Billy McFarland, the promoter of the failed Fyre Festival in the Bahamas, faces a sentence of up to 10 years. Photo / Mark Lennihan, AP

McFarland acknowledged defrauding investors of $26 million in the 2017 Fyre Festival and over NZ$150,000 in a fraudulent ticket-selling scheme after his arrest in the scam. He was sentenced to six years in prison in October 2018. Now 28, he's serving his sentence at a low-security prison in Ohio, according to the Bureau of Prisons.
"This Fyre Festival-branded clothing and other items that were seized from Billy McFarland were originally intended to be sold at the Fyre Festival itself but were kept by McFarland, with the intent to sell the items and use the funds to commit further criminal acts while he was on pre-trial release," US Marshal Ralph Sozio of the Southern District of New York said in the release.
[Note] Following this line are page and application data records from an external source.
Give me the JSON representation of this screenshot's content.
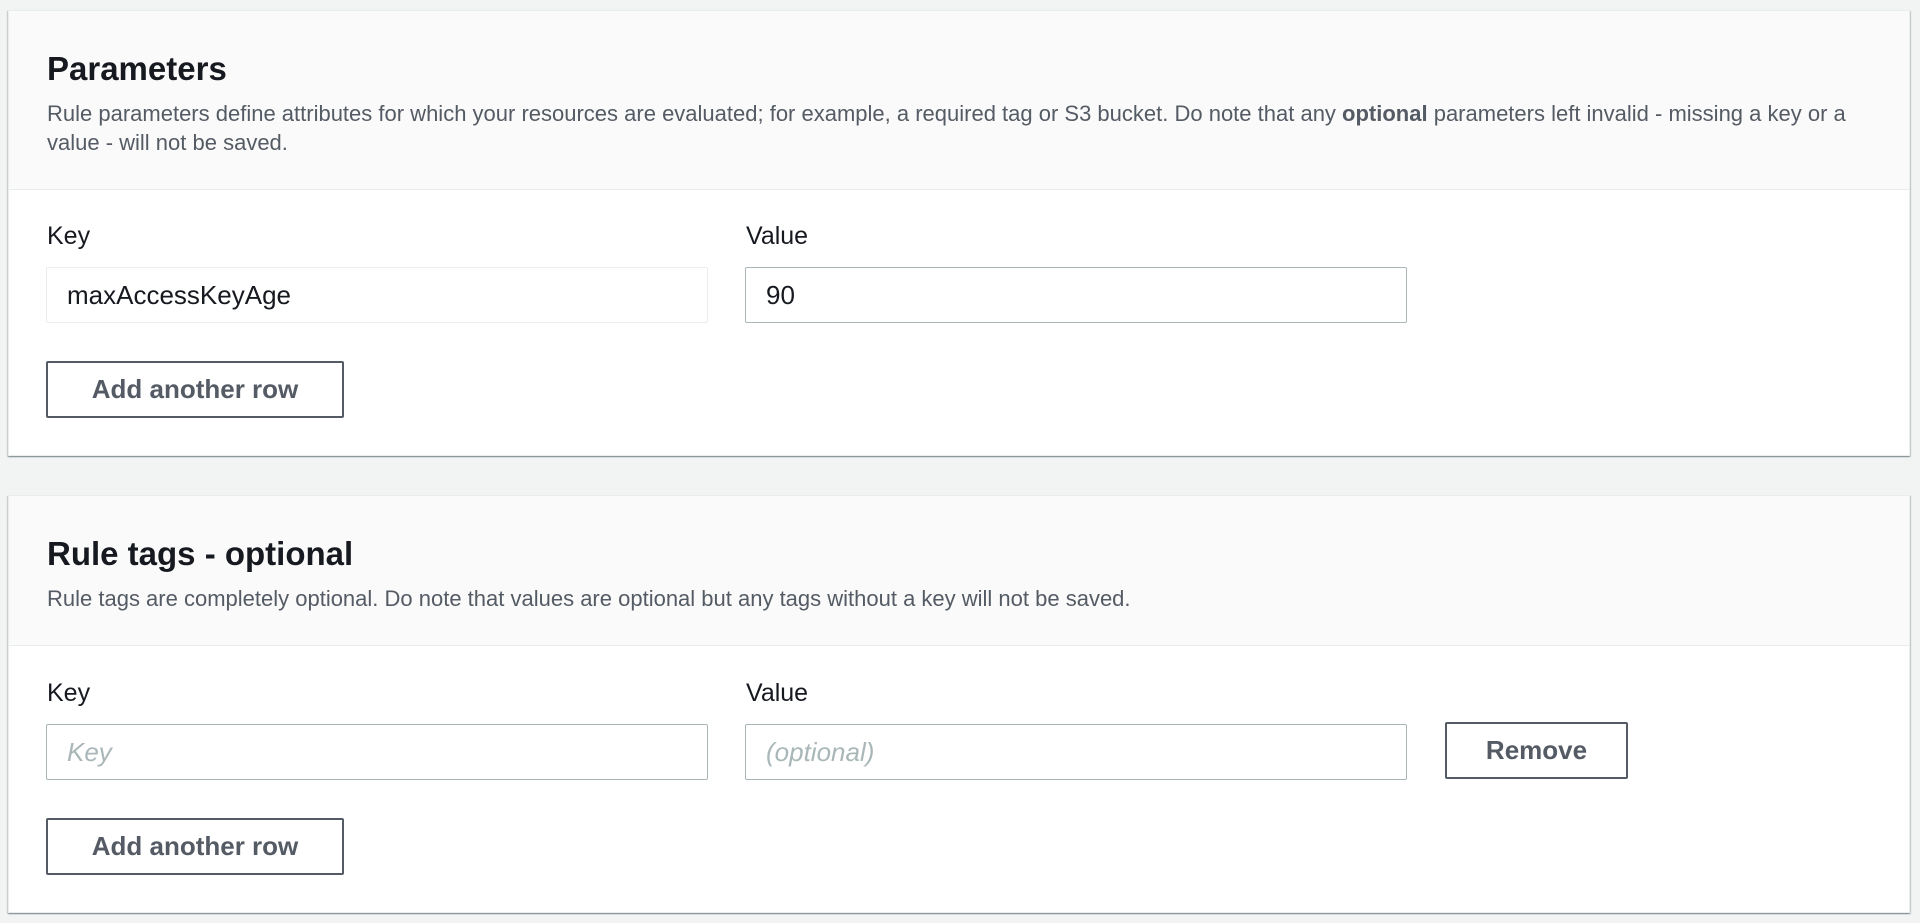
{
  "parameters": {
    "title": "Parameters",
    "description_part1": "Rule parameters define attributes for which your resources are evaluated; for example, a required tag or S3 bucket. Do note that any ",
    "description_bold": "optional",
    "description_part2": " parameters left invalid - missing a key or a value - will not be saved.",
    "key_label": "Key",
    "value_label": "Value",
    "row": {
      "key": "maxAccessKeyAge",
      "value": "90"
    },
    "add_row_label": "Add another row"
  },
  "rule_tags": {
    "title": "Rule tags - optional",
    "description": "Rule tags are completely optional. Do note that values are optional but any tags without a key will not be saved.",
    "key_label": "Key",
    "value_label": "Value",
    "row": {
      "key": "",
      "key_placeholder": "Key",
      "value": "",
      "value_placeholder": "(optional)"
    },
    "remove_label": "Remove",
    "add_row_label": "Add another row"
  }
}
The festival, billed as an ultra-luxurious event and "the cultural experience of the decade," was supposed to take place over two spring 2017 weekends on the Bahamian island of Exuma. Models and celebrities like Kendall Jenner, Bella Hadid and Emily Ratajkowski had promoted it on social media.

The 'luxury' event quickly became a disaster zone. Photo / Supplied, Twitter
The 'luxury' event quickly became a disaster zone. Photo / Supplied, Twitter

Customers who paid $1,*00 to over $150,000 hoping to see Blink-182 and the hip-hop act Migos arrived to learn musical acts were canceled. Their luxury accommodations and gourmet food consisted of leaky white tents and packaged food, prompting attendees to lash out on social media with the hashtag #fyrefraud.

The disastrous party was documented in not one but two documentary films; Fyre Fraud by Hulu and Netflix's Fyre: The Greatest Party That Never Happened are an exercise in schadenfreude depicting hundreds of luxury festival goers arriving in a disaster zone.

Baseball hats and shirts are fetching $300+ at auction. Photo / Gaston & Sheehan, Screenshot
Baseball hats and shirts are fetching $300+ at auction. Photo / Gaston & Sheehan, Screenshot

Among the mementos of that festival are sweatpants, shirts and tokens emblazoned with "a conspiracy to change the entertainment world." As of Saturday, the lots ranged from $10 — the minimum bid for sets of two wristbands — to $300 for a baseball cap bearing the festival logo that had received 20 bids since the auction opened Thursday. At 36 bids, the most popular lot was an aqua blue hoodie featuring the flag of the Bahamas on the back and sleeves patterned with the logo.

The auction, run by Texas-based Gaston & Sheehan, ends Aug. 13.

- Associated Press with additional Staff Reporting